Ye shall not need, said the knight, for I shall give you such an horse as shall please you… And on the morn he heard a mass and dined; and then was brought him a fair bay courser, and King Pellinore’s saddle set upon him.
Sir Thomas Malory, Le Morte d’Arthur
A horse is a knight’s best friend, as much a key to his success as his armor and his lance. Excalibur brings a set of simple, yet powerful rules to make each horse unique, and along with the Knight’s Warhorse class ability, a character’s mount can be shaped into a powerful cohort to accompany him on his adventures through Arthurian Britain.
Excalibur is not just a tale of mounted knights, however. Merlin and Morgan le Fey have their place in the tales as well. Excalibur provides the GM with rules designed to bring the power and mystery of that magic to his game, with spontaneous cast magic, spell points to replace spell slots, and sources of power.

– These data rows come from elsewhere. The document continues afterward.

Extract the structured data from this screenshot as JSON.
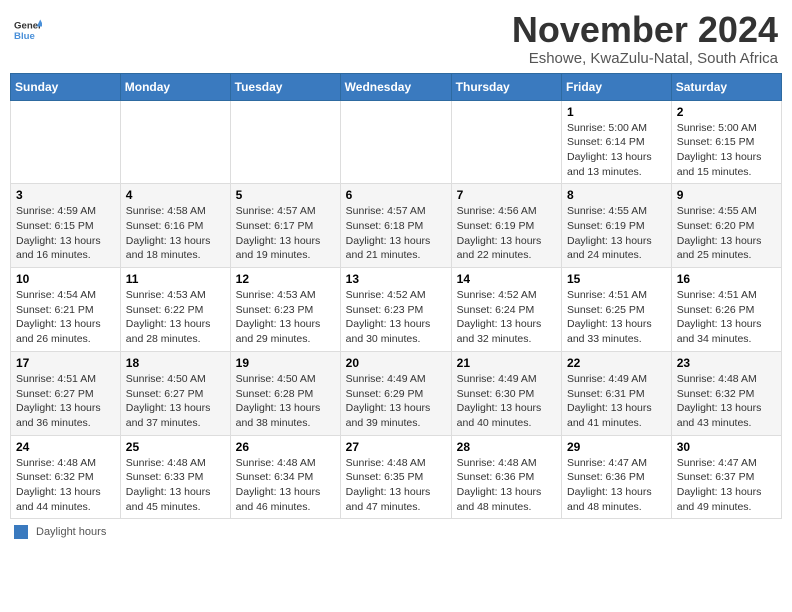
{
  "logo": {
    "line1": "General",
    "line2": "Blue"
  },
  "title": "November 2024",
  "subtitle": "Eshowe, KwaZulu-Natal, South Africa",
  "days_of_week": [
    "Sunday",
    "Monday",
    "Tuesday",
    "Wednesday",
    "Thursday",
    "Friday",
    "Saturday"
  ],
  "legend_label": "Daylight hours",
  "weeks": [
    [
      {
        "day": "",
        "info": ""
      },
      {
        "day": "",
        "info": ""
      },
      {
        "day": "",
        "info": ""
      },
      {
        "day": "",
        "info": ""
      },
      {
        "day": "",
        "info": ""
      },
      {
        "day": "1",
        "info": "Sunrise: 5:00 AM\nSunset: 6:14 PM\nDaylight: 13 hours\nand 13 minutes."
      },
      {
        "day": "2",
        "info": "Sunrise: 5:00 AM\nSunset: 6:15 PM\nDaylight: 13 hours\nand 15 minutes."
      }
    ],
    [
      {
        "day": "3",
        "info": "Sunrise: 4:59 AM\nSunset: 6:15 PM\nDaylight: 13 hours\nand 16 minutes."
      },
      {
        "day": "4",
        "info": "Sunrise: 4:58 AM\nSunset: 6:16 PM\nDaylight: 13 hours\nand 18 minutes."
      },
      {
        "day": "5",
        "info": "Sunrise: 4:57 AM\nSunset: 6:17 PM\nDaylight: 13 hours\nand 19 minutes."
      },
      {
        "day": "6",
        "info": "Sunrise: 4:57 AM\nSunset: 6:18 PM\nDaylight: 13 hours\nand 21 minutes."
      },
      {
        "day": "7",
        "info": "Sunrise: 4:56 AM\nSunset: 6:19 PM\nDaylight: 13 hours\nand 22 minutes."
      },
      {
        "day": "8",
        "info": "Sunrise: 4:55 AM\nSunset: 6:19 PM\nDaylight: 13 hours\nand 24 minutes."
      },
      {
        "day": "9",
        "info": "Sunrise: 4:55 AM\nSunset: 6:20 PM\nDaylight: 13 hours\nand 25 minutes."
      }
    ],
    [
      {
        "day": "10",
        "info": "Sunrise: 4:54 AM\nSunset: 6:21 PM\nDaylight: 13 hours\nand 26 minutes."
      },
      {
        "day": "11",
        "info": "Sunrise: 4:53 AM\nSunset: 6:22 PM\nDaylight: 13 hours\nand 28 minutes."
      },
      {
        "day": "12",
        "info": "Sunrise: 4:53 AM\nSunset: 6:23 PM\nDaylight: 13 hours\nand 29 minutes."
      },
      {
        "day": "13",
        "info": "Sunrise: 4:52 AM\nSunset: 6:23 PM\nDaylight: 13 hours\nand 30 minutes."
      },
      {
        "day": "14",
        "info": "Sunrise: 4:52 AM\nSunset: 6:24 PM\nDaylight: 13 hours\nand 32 minutes."
      },
      {
        "day": "15",
        "info": "Sunrise: 4:51 AM\nSunset: 6:25 PM\nDaylight: 13 hours\nand 33 minutes."
      },
      {
        "day": "16",
        "info": "Sunrise: 4:51 AM\nSunset: 6:26 PM\nDaylight: 13 hours\nand 34 minutes."
      }
    ],
    [
      {
        "day": "17",
        "info": "Sunrise: 4:51 AM\nSunset: 6:27 PM\nDaylight: 13 hours\nand 36 minutes."
      },
      {
        "day": "18",
        "info": "Sunrise: 4:50 AM\nSunset: 6:27 PM\nDaylight: 13 hours\nand 37 minutes."
      },
      {
        "day": "19",
        "info": "Sunrise: 4:50 AM\nSunset: 6:28 PM\nDaylight: 13 hours\nand 38 minutes."
      },
      {
        "day": "20",
        "info": "Sunrise: 4:49 AM\nSunset: 6:29 PM\nDaylight: 13 hours\nand 39 minutes."
      },
      {
        "day": "21",
        "info": "Sunrise: 4:49 AM\nSunset: 6:30 PM\nDaylight: 13 hours\nand 40 minutes."
      },
      {
        "day": "22",
        "info": "Sunrise: 4:49 AM\nSunset: 6:31 PM\nDaylight: 13 hours\nand 41 minutes."
      },
      {
        "day": "23",
        "info": "Sunrise: 4:48 AM\nSunset: 6:32 PM\nDaylight: 13 hours\nand 43 minutes."
      }
    ],
    [
      {
        "day": "24",
        "info": "Sunrise: 4:48 AM\nSunset: 6:32 PM\nDaylight: 13 hours\nand 44 minutes."
      },
      {
        "day": "25",
        "info": "Sunrise: 4:48 AM\nSunset: 6:33 PM\nDaylight: 13 hours\nand 45 minutes."
      },
      {
        "day": "26",
        "info": "Sunrise: 4:48 AM\nSunset: 6:34 PM\nDaylight: 13 hours\nand 46 minutes."
      },
      {
        "day": "27",
        "info": "Sunrise: 4:48 AM\nSunset: 6:35 PM\nDaylight: 13 hours\nand 47 minutes."
      },
      {
        "day": "28",
        "info": "Sunrise: 4:48 AM\nSunset: 6:36 PM\nDaylight: 13 hours\nand 48 minutes."
      },
      {
        "day": "29",
        "info": "Sunrise: 4:47 AM\nSunset: 6:36 PM\nDaylight: 13 hours\nand 48 minutes."
      },
      {
        "day": "30",
        "info": "Sunrise: 4:47 AM\nSunset: 6:37 PM\nDaylight: 13 hours\nand 49 minutes."
      }
    ]
  ]
}
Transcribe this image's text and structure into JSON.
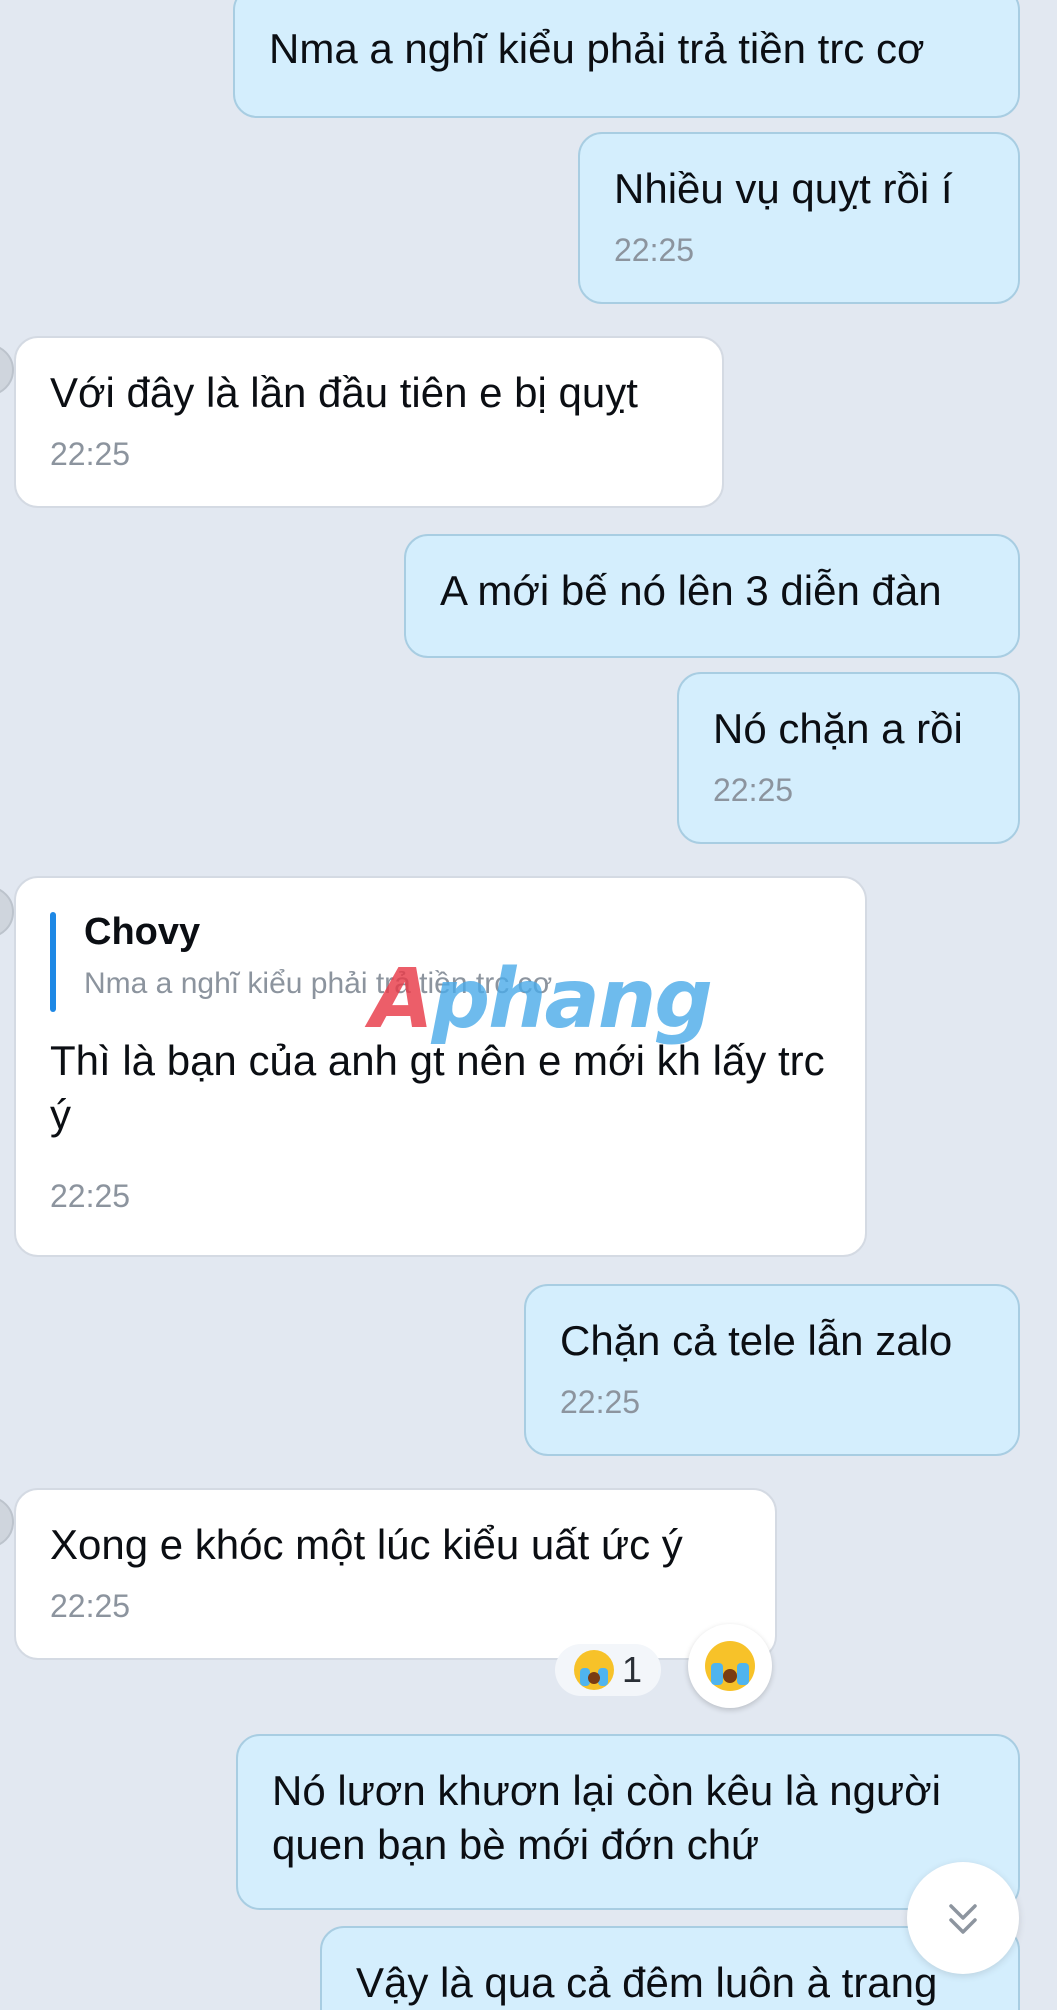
{
  "messages": [
    {
      "direction": "out",
      "text": "Nma a nghĩ kiểu phải trả tiền trc cơ",
      "time": ""
    },
    {
      "direction": "out",
      "text": "Nhiều vụ quỵt rồi í",
      "time": "22:25"
    },
    {
      "direction": "in",
      "text": "Với đây là lần đầu tiên e bị quỵt",
      "time": "22:25"
    },
    {
      "direction": "out",
      "text": "A mới bế nó lên 3 diễn đàn",
      "time": ""
    },
    {
      "direction": "out",
      "text": "Nó chặn a rồi",
      "time": "22:25"
    },
    {
      "direction": "in",
      "reply_to": {
        "name": "Chovy",
        "text": "Nma a nghĩ kiểu phải trả tiền trc cơ"
      },
      "text": "Thì là bạn của anh gt nên e mới kh lấy trc ý",
      "time": "22:25"
    },
    {
      "direction": "out",
      "text": "Chặn cả tele lẫn zalo",
      "time": "22:25"
    },
    {
      "direction": "in",
      "text": "Xong e khóc một lúc kiểu uất ức ý",
      "time": "22:25"
    },
    {
      "direction": "out",
      "text": "Nó lươn khươn lại còn kêu là người quen bạn bè mới đớn chứ",
      "time": ""
    },
    {
      "direction": "out",
      "text": "Vậy là qua cả đêm luôn à trang",
      "time": ""
    }
  ],
  "reaction": {
    "emoji": "crying-face",
    "count": "1"
  },
  "watermark": {
    "first": "A",
    "rest": "phang"
  },
  "colors": {
    "background": "#e2e8f1",
    "outgoing_bubble": "#d4eefd",
    "incoming_bubble": "#ffffff",
    "quote_bar": "#1e88e5",
    "timestamp": "#8c949e"
  },
  "icons": {
    "scroll_down": "double-chevron-down-icon",
    "reaction": "crying-face-icon"
  }
}
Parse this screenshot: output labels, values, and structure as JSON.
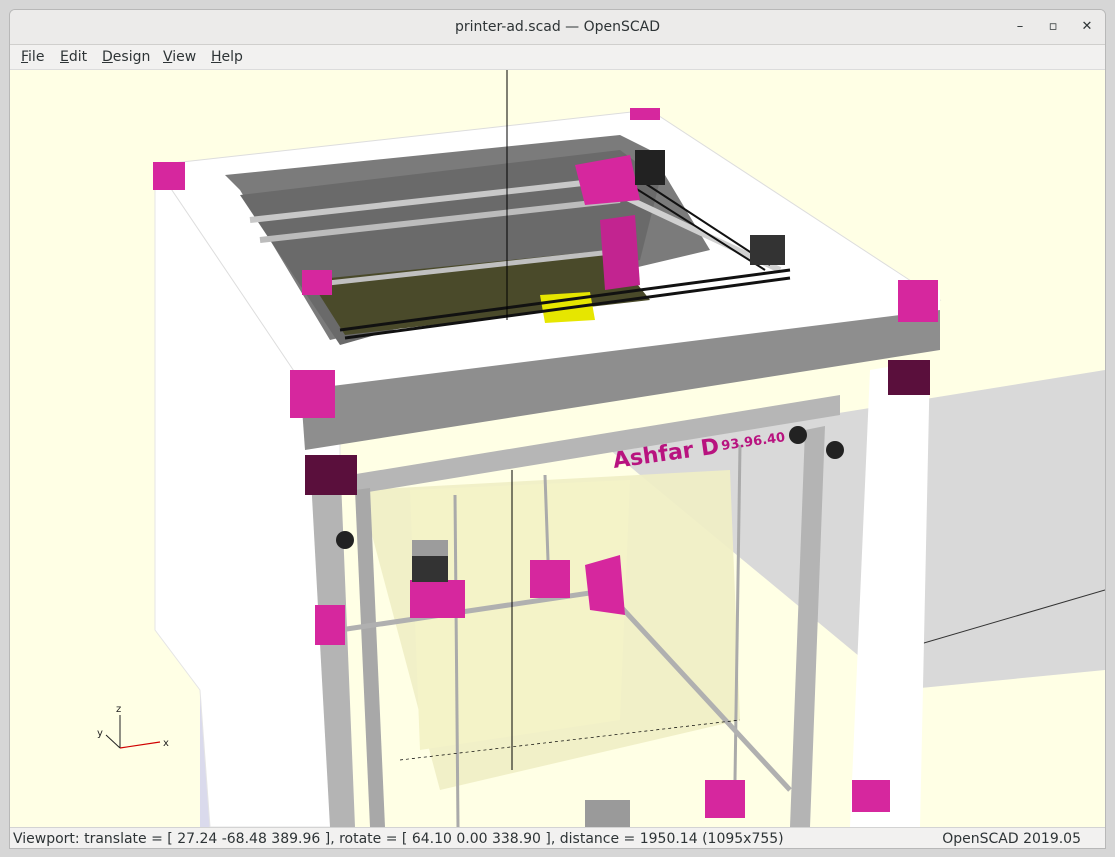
{
  "window": {
    "title": "printer-ad.scad — OpenSCAD",
    "controls": {
      "minimize": "–",
      "maximize": "▫",
      "close": "✕"
    }
  },
  "menu": [
    {
      "accel": "F",
      "rest": "ile"
    },
    {
      "accel": "E",
      "rest": "dit"
    },
    {
      "accel": "D",
      "rest": "esign"
    },
    {
      "accel": "V",
      "rest": "iew"
    },
    {
      "accel": "H",
      "rest": "elp"
    }
  ],
  "viewport": {
    "model_label": "Ashfar D",
    "model_sublabel": "93.96.40",
    "axes": {
      "x": "x",
      "y": "y",
      "z": "z"
    },
    "colors": {
      "background": "#ffffe5",
      "bracket": "#d6279e",
      "bracket_dark": "#5a0f3c",
      "panel": "#ffffff",
      "panel_shade": "#8a8a8a",
      "extrusion": "#b9b9b9",
      "bed": "#6b6b3c",
      "inner_volume": "#f2f0b8"
    }
  },
  "status": {
    "viewport": "Viewport: translate = [ 27.24 -68.48 389.96 ], rotate = [ 64.10 0.00 338.90 ], distance = 1950.14 (1095x755)",
    "version": "OpenSCAD 2019.05"
  }
}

Each magic using class in the game has its own source of power. For hedge mages the ley lines that course through the land of Britain, for druids the henges that link them together. Priests need the great halls of worship devoted to the One God, such as Canterbury Cathedral, or the bones of a long-dead saint, the Relics, from which to tap power. Finally, there are the hermits, who seek the One God in solitude, and draw their power from mystical vows of denial, such as chastity and silence, and from the wilderness itself. A character’s prestige class can modify his source of power as well, so a Crusader gains power when occupying the Holy Land, wrested with blood and steel from the hands of the infidel, while the Lady of the Lake draws her power from the secluded, fog-shrouded lakes where her sister make their home.
A Player’s Guide to Arthurian Legend
The player’s guide, and our preview, end with an extended look at the legends of Arthur from a player’s point of view, from the age of antiquity where Britain was ruled by the giants spawned by Poseidon, through the days of Roman rule and withdrawal, Saxon invasion, and finally the brief, shining moment of Arthur’s reign. Included in this section is a “who’s who”, letting player’s know the important personages of Arthurian Legend.
And we’re not stopping here! Soon after the release of the player’s guide will come a book dedicated to game mastering Excalibur, including dozens of sample quests to ease a GM through a short series of adventures, and complete campaign backdrops, providing a road map (including important NPC statblocks needed for the campaign) for countless evenings of enjoyment.